The surprise game that gave Wii U new life just when it seemed like it was about to die was Super Mario Maker. I never thought Nintendo would give players this much control over one of their core franchises, but I’m thrilled they did. Mario Maker is arguably the best Wii U game and certainly one of my most played games. I wrote an article about it shortly after it launched so I won’t get in to too much detail here, but I will reiterate what a phenomenal game it is. It’s already been released on the 3DS and it’s a safe bet a Switch version is in the works. I can say without a doubt that I’ll gladly buy a Switch version even if it’s barely different from the Wii U game.
Nintendo also offered a rerelease of Twilight Princess, a game I have fond memories of, but haven’t revisited since its release with the launch of the Wii. On the Wii, it required the player to use the Wii Remote as a sword. This meant that to attack enemies one had to wiggle the controller. It was novel at the time, but not an ideal way to interact with the game. The Wii U version offers a standard interface in place of the now dated motion controls. Twilight Princess always felt like an underrated game in the series, so I’m thrilled it’s been given new life on the Wii U, even if it comes near the end of the Wii U’s life.
Star Fox Zero came out late in the Wii U life cycle and was a fun, albeit somewhat frustrating game. It attempted to use the Gamepad in a new way, but given the fate of the Wii U was already clear by the game’s release it felt forced. I would have preferred a straight up shooter without the control gimmick. I think it would have been cool if the screen on the Gamepad had been used for communication with Fox’s squad mates. Instead of forcing players to look down at the controller to aim, Falco and Slippy could have occasionally appeared on the gamepad screen to offer their insights. Given the controller also has a built-in speaker I think this could have given the game a bit more personality without damaging the established control scheme. Regardless of its flaws I’ll gladly take Star Fox Zero over no Star Fox at all.
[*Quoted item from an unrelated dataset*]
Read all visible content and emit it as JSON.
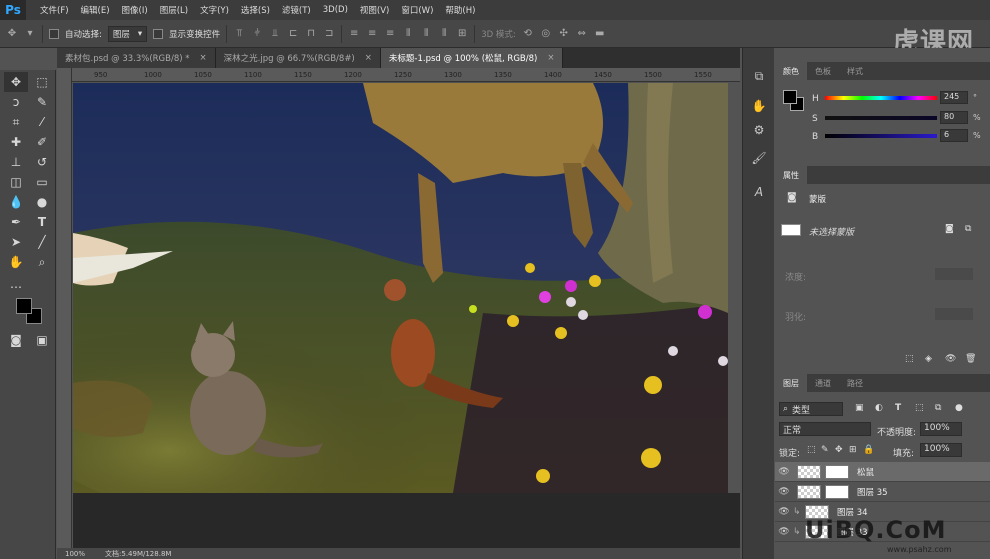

Beyond the major first party releases the Wii U had a robust collection of download only games as well as a solid offering of Virtual Console games. Nintendo mercifully offered a discount on classic games that were purchased on the same user account for the Wii. While this isn’t as good as simply owning them on a linked account, it was a step in the right direction. My collection of classic games ballooned over the lifespan of the Wii U and I spent a lot of my time with the system playing NES, Super NES and a few N64 games. It’s provided me with access to some great Virtual Console games, such as Super Mario RPG, a classic Super NES game I’ve never had a chance to play before.
There were also a lot of original games offered through the Wii U’s digital store. A few of these were truly inspired and helped define the Wii U. Most notably Nintendo created NES Remix and NES Remix 2 which consisted of playing snippets of classic (and not so classic) NES games as well as crazy remixed challenges. I spent a ton of time with these two games as they offered a tremendous variety of challenges and showcased several NES games, many of which I was not previously familiar with.
The Wii U is Nintendo’s poorest selling system of all time, but doesn’t deserve to be. This reflection upon my time with it is not meant to be an exhaustive list, as there are numerous top notch games I haven’t included here, but rather showcase the value of the system. The Wii U is a unique console with a robust game line up that just never clicked with the public. I spent a lot of time with the Wii U and it will forever remain a valued part of my collection.